Apartment interiors can be tricky to balance. Just create a sense of space and get inspired by some interesting interior design ideas.
There are a plenty of choices and tastes to offer in apartments interior design. From minimalist mezzanines and lofts that bridge old and new, to sleek urban penthouses and dramatic transformations.
This apartment renovation in London’s Southbank area is designed by emerging architecture studio EBBA, headed by architect Benni Allan. Bankside Loft was conceived as an open-plan, smart interior. It cleverly makes the most of a relatively compact surface, while creating an impact through its overall aesthetic. To achieve this kind of interior design, two mezzanine spaces were created either side of the apartment block’s structural frame, which was stripped back and is now visible in the unit. Underneath the mezzanine areas, the architect placed the kitchen and bathroom.
Transforming an unassuming, contemporary residential block’s top level into a sleek and open, modern penthouse, this project is the brainchild of young and dynamic interior design architecture studio Common Ground Workshop. The space, which is situated in the heart of London’s Hackney, is now wrapped in zinc cladding. It features smooth, high-quality materials inside and makes the most of the property’s large windows and sliding glass roof-terrace doors.
Designed to be flooded in Mediterranean light, this apartment interior design in the northern Italian city of Genoa was designed by Luca Scardulla and Federico Robbiano of local architecture studio llabb. The concept combines a contemporary approach with the existing building’s period details. The property spans two floors and the architects focused on opening it up in order to allow light to travel to every corner. They also wanted to connect the two levels in a visually meaningful way.
This clever apartment interior design sits within a 1960s concrete residential building in Tel Aviv. When the client, a family of four, purchased the space on the 12th floor, the apartment was divided by three long and narrow rooms in a layout that felt dated and unwieldy. They came to local architects Henkin Shavit Design Studio to transform the interior into a bright, unified and contemporary home.
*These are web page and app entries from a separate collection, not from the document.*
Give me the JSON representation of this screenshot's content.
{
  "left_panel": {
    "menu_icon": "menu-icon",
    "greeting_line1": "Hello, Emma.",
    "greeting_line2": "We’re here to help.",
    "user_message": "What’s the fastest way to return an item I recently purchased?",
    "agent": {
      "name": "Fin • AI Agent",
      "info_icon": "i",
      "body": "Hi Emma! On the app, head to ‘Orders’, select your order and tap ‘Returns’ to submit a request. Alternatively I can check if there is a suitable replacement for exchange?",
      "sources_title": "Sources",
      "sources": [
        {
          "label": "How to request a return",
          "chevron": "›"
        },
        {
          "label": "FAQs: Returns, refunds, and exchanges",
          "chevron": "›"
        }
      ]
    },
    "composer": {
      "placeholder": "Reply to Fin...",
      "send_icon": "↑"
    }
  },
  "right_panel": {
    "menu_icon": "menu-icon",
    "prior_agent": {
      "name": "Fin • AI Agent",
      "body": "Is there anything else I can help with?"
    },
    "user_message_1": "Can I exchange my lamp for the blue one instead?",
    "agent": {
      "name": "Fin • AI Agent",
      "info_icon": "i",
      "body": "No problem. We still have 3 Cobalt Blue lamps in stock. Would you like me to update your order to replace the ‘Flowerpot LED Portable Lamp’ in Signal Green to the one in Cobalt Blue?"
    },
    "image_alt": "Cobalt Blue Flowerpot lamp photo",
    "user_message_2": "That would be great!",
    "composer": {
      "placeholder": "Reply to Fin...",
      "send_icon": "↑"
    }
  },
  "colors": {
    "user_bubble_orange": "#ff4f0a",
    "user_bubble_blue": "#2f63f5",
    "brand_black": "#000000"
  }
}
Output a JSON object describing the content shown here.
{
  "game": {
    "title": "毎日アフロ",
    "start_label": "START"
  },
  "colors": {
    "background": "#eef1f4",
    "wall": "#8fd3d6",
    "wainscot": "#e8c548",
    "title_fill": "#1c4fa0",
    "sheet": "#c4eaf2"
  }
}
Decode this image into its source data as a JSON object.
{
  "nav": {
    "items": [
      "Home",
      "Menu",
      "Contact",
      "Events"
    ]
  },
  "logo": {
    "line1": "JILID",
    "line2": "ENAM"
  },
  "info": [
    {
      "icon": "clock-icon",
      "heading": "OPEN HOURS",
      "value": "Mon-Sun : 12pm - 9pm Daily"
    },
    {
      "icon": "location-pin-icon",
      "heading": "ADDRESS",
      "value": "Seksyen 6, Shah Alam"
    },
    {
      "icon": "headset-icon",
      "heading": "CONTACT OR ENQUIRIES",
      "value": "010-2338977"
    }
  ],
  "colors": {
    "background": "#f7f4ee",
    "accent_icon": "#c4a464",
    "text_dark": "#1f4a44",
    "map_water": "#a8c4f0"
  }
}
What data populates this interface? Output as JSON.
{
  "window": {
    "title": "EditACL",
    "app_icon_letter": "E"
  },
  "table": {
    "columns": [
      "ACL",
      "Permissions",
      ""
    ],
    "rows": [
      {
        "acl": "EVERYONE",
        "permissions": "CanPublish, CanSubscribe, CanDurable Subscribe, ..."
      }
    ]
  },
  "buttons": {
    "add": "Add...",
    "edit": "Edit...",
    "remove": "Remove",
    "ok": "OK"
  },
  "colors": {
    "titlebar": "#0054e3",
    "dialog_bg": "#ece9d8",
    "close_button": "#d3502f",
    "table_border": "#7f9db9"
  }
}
Takero Shimazaki Architects’ project for an apartment interior design within London’s Barbican makes the most of the Shakespeare Tower’s cluster of three long, linear apartments on each floor. By extending the living/dining space and removing internal walls, t-sa has created a spacious sanctum for clients who have spent many years in Japan. Shimazaki worked with lead designer Haruka Nogami, Edward Pepper and Giacomo Pelizzari to find an approach that melded traditional Japanese architectural language with the Barbican’s familiar palette of brutalist concrete and heavy timber.